Sick to her stomach, she pulled her phone from her pocket and dialed the number of last resort.
Zeke answered on the first ring. “Pest Control by Zeke Jacobson. What’s eating your soul today?”
“You’re really not funny.”
He ignored her droll tone. “Karma? That you?”
“Yeah. We got a problem, buddy, and I need the cavalry.”
“What’d you do now?”
“I swear I didn’t do this. I’m really not sure how this happened, but . . . Valac escaped.”
“Please tell me that when you say that, you mean he’s slamming at your doors and wants out to play. Not that he’s out, out, as in out.”
“He gone. High-tailed. Skedaddled. I didn’t even know he’d broken loose. No idea when he took off.”
“Was he summoned?”
She toed at the vase. “Yeah,” she breathed. “But how did they get to him past my protection?”

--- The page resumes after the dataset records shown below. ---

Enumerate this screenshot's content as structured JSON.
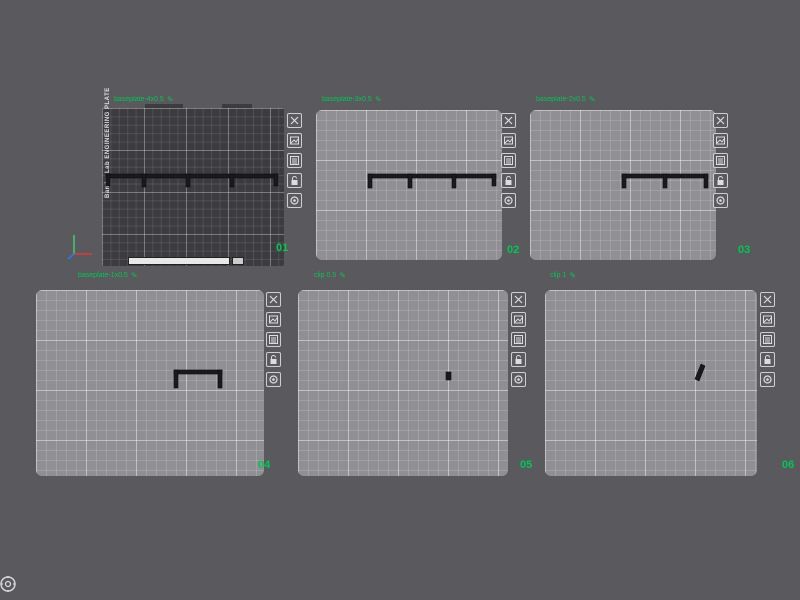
{
  "colors": {
    "background": "#59595e",
    "label": "#00c853",
    "plate": "#8f8f94",
    "active_plate": "#3c3c40",
    "object": "#1e1e20"
  },
  "plates": [
    {
      "name": "baseplate-4x0.5",
      "number": "01",
      "active": true
    },
    {
      "name": "baseplate-3x0.5",
      "number": "02",
      "active": false
    },
    {
      "name": "baseplate-2x0.5",
      "number": "03",
      "active": false
    },
    {
      "name": "baseplate-1x0.5",
      "number": "04",
      "active": false
    },
    {
      "name": "clip 0.5",
      "number": "05",
      "active": false
    },
    {
      "name": "clip 1",
      "number": "06",
      "active": false
    }
  ],
  "plate_icons": [
    "close-icon",
    "arrange-icon",
    "orient-icon",
    "lock-icon",
    "settings-icon"
  ],
  "active_plate_brand": "Bambu Lab ENGINEERING PLATE",
  "corner_icon": "view-settings-icon"
}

“No idea. But they had to be strong and fierce in their own right. Given that, I’ve got to call out the heavy artillery.”
“You are the heavy artillery, Zeke. Isn’t that the whole point of a Necrodemian? You kill the big evil.”
“Yes and no. There are roughly one hundred known demons who are beyond our abilities to battle and kill. Those who have origins so powerful and old that they have been sealed away and are supposed to stay there. For this level of demon, we need nuclear-devastation capabilities. Only one of his ilk can battle him and put him back in his bottle without dying in the process.”
“Wait. You’re not proposing we summon a stronger, more evil demon to capture him?”
Zeke was about to draw Thorn into a horrific mess. More than anyone, Karma knew what a bad idea that was. The last thing Thorn needed was temptation. Everyday, he was slipping toward the realm of his father, she could feel it every time they talked. But Zeke was right. What choice did they have?
“Yeah, we don’t call the Hellchasers out often. They’re like rabid dogs, and we’re usually fighting them as well as the gruesomes. However, it’s the only option in this case. Unless you want Valac free to roam, and I don’t think that’s a good idea, especially with Halloween coming. Just hang tight, and I’ll be there as soon as I can.”
Karma hung up the phone as she scanned the room where she ware housed and cleansed some of the scariest relics and items in the paranormal realm. She’d never wanted to keep Valac, but when her sister Tiyana had died, she’d inherited his guardianship. Tiyana had made her promise that should anything happen to her, Karma wouldn’t entrust his container to anyone else. Not for any reason.
Now . . .
Please don’t let this be the worst mistake of my life.